*** PROVIDED INFORMATION Section Begins ***

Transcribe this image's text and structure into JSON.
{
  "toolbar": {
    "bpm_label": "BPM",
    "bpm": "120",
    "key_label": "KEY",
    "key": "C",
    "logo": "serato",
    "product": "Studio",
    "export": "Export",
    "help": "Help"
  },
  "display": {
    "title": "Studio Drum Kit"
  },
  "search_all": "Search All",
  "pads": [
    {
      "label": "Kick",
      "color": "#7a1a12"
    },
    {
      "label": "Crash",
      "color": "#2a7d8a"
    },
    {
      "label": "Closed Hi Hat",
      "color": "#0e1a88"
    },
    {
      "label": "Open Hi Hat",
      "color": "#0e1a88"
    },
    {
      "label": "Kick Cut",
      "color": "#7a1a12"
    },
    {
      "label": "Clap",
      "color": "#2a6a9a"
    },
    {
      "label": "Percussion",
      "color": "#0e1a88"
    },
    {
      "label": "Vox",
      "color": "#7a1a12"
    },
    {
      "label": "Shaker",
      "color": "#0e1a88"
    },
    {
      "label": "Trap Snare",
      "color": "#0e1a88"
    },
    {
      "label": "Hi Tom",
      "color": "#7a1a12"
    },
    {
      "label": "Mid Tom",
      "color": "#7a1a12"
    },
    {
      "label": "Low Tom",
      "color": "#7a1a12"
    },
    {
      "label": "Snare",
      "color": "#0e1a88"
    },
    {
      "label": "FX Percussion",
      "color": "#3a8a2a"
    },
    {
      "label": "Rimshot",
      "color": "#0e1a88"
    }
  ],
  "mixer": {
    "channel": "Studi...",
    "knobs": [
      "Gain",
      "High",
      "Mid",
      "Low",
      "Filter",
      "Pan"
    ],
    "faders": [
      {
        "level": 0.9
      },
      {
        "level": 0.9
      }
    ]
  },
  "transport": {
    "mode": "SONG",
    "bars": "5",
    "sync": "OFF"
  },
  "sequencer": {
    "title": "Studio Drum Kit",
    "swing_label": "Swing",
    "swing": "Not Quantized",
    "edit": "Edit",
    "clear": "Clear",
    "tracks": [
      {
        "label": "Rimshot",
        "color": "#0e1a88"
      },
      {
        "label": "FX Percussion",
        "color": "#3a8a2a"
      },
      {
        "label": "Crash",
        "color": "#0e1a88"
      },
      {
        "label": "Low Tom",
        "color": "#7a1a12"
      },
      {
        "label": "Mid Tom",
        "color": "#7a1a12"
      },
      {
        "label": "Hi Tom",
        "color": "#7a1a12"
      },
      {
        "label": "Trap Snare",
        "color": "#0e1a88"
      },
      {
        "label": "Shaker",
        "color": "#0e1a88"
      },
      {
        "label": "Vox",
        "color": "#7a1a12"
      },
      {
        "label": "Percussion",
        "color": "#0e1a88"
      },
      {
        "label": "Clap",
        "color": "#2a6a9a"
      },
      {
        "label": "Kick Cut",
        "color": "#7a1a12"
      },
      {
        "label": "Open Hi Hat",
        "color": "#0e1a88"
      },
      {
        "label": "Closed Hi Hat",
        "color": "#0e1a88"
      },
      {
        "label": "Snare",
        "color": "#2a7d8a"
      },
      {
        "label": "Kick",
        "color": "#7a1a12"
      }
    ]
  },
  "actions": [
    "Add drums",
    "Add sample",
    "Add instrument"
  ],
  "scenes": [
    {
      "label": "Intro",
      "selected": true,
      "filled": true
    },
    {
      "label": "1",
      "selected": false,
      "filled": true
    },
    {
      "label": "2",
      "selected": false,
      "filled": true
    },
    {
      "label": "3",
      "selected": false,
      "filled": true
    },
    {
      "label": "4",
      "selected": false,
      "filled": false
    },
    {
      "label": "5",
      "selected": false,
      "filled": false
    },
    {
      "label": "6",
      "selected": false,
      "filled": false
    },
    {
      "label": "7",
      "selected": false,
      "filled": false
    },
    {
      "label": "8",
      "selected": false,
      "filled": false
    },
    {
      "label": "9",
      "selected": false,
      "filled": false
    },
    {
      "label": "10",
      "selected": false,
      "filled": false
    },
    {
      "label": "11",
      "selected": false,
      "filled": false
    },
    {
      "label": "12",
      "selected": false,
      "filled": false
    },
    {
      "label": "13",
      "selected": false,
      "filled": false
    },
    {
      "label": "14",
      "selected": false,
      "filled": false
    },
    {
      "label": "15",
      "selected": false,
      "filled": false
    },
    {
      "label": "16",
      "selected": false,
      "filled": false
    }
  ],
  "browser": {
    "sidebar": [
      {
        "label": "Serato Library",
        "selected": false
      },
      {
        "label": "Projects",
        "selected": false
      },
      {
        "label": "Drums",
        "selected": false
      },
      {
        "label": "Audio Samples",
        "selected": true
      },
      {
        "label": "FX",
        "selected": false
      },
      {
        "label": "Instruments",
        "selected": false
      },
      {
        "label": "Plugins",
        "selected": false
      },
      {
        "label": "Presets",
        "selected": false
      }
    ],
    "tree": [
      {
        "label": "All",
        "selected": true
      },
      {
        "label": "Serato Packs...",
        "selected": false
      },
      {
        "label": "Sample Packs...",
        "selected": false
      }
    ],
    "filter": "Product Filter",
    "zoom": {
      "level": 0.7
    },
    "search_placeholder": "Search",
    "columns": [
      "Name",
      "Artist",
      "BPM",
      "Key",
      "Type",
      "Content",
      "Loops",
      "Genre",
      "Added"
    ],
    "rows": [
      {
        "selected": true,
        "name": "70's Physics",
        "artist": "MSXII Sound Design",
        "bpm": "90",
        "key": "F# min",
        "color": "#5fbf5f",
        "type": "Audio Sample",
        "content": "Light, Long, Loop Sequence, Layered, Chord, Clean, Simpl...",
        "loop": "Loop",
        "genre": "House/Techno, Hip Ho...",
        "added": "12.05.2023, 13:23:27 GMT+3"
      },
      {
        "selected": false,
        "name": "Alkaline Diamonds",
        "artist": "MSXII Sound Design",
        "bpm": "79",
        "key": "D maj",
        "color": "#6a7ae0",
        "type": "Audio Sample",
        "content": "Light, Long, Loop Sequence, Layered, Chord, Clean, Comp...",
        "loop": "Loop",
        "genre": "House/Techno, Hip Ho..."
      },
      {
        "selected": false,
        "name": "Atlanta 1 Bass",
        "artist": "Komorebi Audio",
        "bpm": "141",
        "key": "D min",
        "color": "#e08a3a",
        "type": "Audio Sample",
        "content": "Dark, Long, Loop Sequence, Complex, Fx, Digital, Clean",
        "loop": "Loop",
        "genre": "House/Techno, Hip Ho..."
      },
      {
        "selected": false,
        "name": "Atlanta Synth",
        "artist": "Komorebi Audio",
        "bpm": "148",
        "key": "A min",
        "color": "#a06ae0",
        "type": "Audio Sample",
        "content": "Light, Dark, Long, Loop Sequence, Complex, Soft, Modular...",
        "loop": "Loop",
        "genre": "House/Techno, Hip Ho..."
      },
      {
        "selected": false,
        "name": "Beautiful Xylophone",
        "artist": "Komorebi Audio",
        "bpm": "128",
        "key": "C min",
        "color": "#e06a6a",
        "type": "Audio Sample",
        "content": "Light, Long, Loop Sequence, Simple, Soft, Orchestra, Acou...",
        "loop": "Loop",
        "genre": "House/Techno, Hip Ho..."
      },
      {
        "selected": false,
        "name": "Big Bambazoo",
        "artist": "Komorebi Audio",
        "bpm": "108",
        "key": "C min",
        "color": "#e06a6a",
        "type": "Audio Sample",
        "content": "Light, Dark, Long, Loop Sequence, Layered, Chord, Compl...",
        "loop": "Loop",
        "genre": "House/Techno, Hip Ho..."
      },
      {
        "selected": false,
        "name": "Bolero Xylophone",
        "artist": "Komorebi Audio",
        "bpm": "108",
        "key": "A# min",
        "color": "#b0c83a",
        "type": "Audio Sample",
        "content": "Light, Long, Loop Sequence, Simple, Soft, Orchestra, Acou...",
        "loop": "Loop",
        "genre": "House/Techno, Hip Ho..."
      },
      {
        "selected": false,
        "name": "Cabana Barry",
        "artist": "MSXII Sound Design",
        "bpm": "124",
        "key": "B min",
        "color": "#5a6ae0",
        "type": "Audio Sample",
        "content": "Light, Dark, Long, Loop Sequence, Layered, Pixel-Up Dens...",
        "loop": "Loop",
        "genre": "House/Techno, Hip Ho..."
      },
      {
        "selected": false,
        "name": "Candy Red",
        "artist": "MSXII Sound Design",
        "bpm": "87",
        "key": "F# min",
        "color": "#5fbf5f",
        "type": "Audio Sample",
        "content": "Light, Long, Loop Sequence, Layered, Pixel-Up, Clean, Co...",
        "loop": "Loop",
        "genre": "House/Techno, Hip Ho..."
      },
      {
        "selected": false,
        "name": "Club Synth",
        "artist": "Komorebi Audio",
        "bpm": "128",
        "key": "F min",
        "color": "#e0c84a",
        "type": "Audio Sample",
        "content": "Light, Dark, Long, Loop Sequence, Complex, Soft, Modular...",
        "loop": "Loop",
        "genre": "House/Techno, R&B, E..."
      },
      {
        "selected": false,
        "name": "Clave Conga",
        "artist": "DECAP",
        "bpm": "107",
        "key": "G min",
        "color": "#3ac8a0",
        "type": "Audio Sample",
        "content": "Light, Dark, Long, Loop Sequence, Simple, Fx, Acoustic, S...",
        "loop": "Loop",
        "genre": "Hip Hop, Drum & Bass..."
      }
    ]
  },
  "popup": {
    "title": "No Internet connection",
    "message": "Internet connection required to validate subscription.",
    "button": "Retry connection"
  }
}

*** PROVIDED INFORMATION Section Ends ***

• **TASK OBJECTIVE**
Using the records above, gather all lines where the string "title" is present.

• **TASK ANSWER**
    "title": "Studio Drum Kit"
    "title": "Studio Drum Kit",
    "title": "No Internet connection",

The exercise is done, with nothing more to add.